The Porkchop Geyser is relatively new as far as geysers go. It was a rather quiet, erratic geyser until 1985 with occasional eruptions between 15 and 20 feet high. In 1985 though, it began to erupt continuously spouting 30 feet high from its 3-inch diameter vent. The burst was especially surprising because of its 100°F temperature, which is well below boiling. Also, the water was full of silica. The geyser’s spray built up into a large ice cone nearly 8 feet high. It was draped with translucent silica gel. Then, on September 5, 1989 in full view of visitors, Porkchop exploded. Rock and debris were launched up to 220 feet away. Now it’s only a bubbling, seething pool with temperatures reaching between 98 and 162°F and a depth of 2.5 feet. The geyser measures 13×18 feet and was named in 1961 by geologist Don White because of its porkchop-shaped crater.
Cistern Spring is an example of living color. It’s brown, orange and green hues come from collections of algae and bacteria. These hardy species require an environment with varying temperatures, but all are able to thrive, rather incredibly, at temperatures near, at or above boiling.
The Echinus Geyser is an especially acidic geyser surrounded by millions of spine-shaped deposits. In fact “echinus” refers to a genus of sea urchins, which are rather spiky creatures themselves. When the Echinus Geyser erupts, it sprays out a mixture of iron, arsenic, manganese and aluminum, which helps to build the rust-colored sinter spines. The geyser fluctuates between periods of activity and dormancy. Its last bout of frequent eruptions occurred in the 1990s.
With bluish-colored water, Crater Spring joins the host of geothermal features in the Back Basin. Look for its steaming, gurgling mouth just past Echinus Geyser.
Twenty-seven feet deep and lined all the way down with sulfur, Emerald Spring boasts a vibrant green coloring. That emerald color comes from a mixture of the yellow sulfur with the pool’s reflected blue.
Steamboat & Puff ‘N Stuff Geysers
Steamboat Geyser (above) is the world’s tallest active geyser. Its major eruptions are unpredictable and infrequent, but when it blows its top, its jet shoots more than 300 feet in the air. More frequent minor eruptions rise 10-40 feet. The last major eruption occurred on July 31, 2013.

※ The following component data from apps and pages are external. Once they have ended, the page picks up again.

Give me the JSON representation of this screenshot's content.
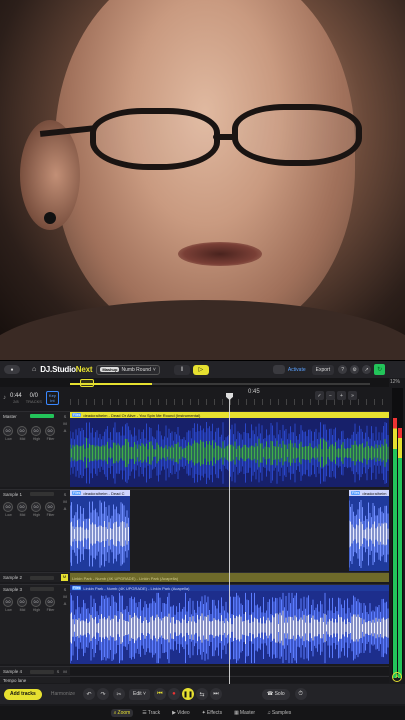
{
  "topbar": {
    "logo_dj": "DJ.",
    "logo_studio": "Studio",
    "logo_next": "Next",
    "project_badge": "Mashup",
    "project_name": "Numb Round",
    "activate": "Activate",
    "export": "Export"
  },
  "zoom_percent": "12%",
  "transport": {
    "time": "0:44",
    "time_sub": "2/8",
    "bars": "0/0",
    "bars_sub": "TRACKS",
    "key_top": "Key",
    "key_bottom": "Int"
  },
  "ruler": {
    "playhead_time": "0:45"
  },
  "tracks": [
    {
      "name": "Master",
      "clip": "deadcraiheim - Dead Or Alive - You Spin Me Round (Instrumental)",
      "tag": "Files"
    },
    {
      "name": "Sample 1",
      "clip": "deadcraiheim - Dead C",
      "clip2": "deadcraiheim",
      "tag": "Files"
    },
    {
      "name": "Sample 2",
      "clip": "Linkin Park - Numb (4K UPGRADE) - Linkin Park (Acapella)"
    },
    {
      "name": "Sample 3",
      "clip": "Linkin Park - Numb (4K UPGRADE) - Linkin Park (Acapella)",
      "tag": "Files"
    },
    {
      "name": "Sample 4"
    },
    {
      "name": "Tempo lane"
    }
  ],
  "knob_labels": [
    "Low",
    "Mid",
    "High",
    "Filter"
  ],
  "knob_value": "0.0",
  "bottombar": {
    "add_tracks": "Add tracks",
    "harmonize": "Harmonize",
    "edit": "Edit",
    "solo": "Solo"
  },
  "nav": {
    "zoom": "Zoom",
    "track": "Track",
    "video": "Video",
    "effects": "Effects",
    "master": "Master",
    "samples": "Samples"
  },
  "colors": {
    "accent": "#e6e030",
    "green": "#23c45a",
    "wave_blue": "#1f2b8a",
    "wave_green": "#2f8a3a"
  }
}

In contrast, the Puff ‘N Stuff Geyser (below) is a very small geothermal feature. It’s in constant eruption, but the spray goes only a few feet.
Minute Geyser – Damaged by Man
Minute Geyser stands as a lesson learned the hard way. Although it once erupted every 60 seconds 40-50 feet in the air, now its eruptions are irregular. What happened? Early visitors used to throw rocks into Minute Geyser’s larger west vent, clogging the spout nearly irreparably. If the rocks were to be removed, it would require heavy equipment that would lead to other damage.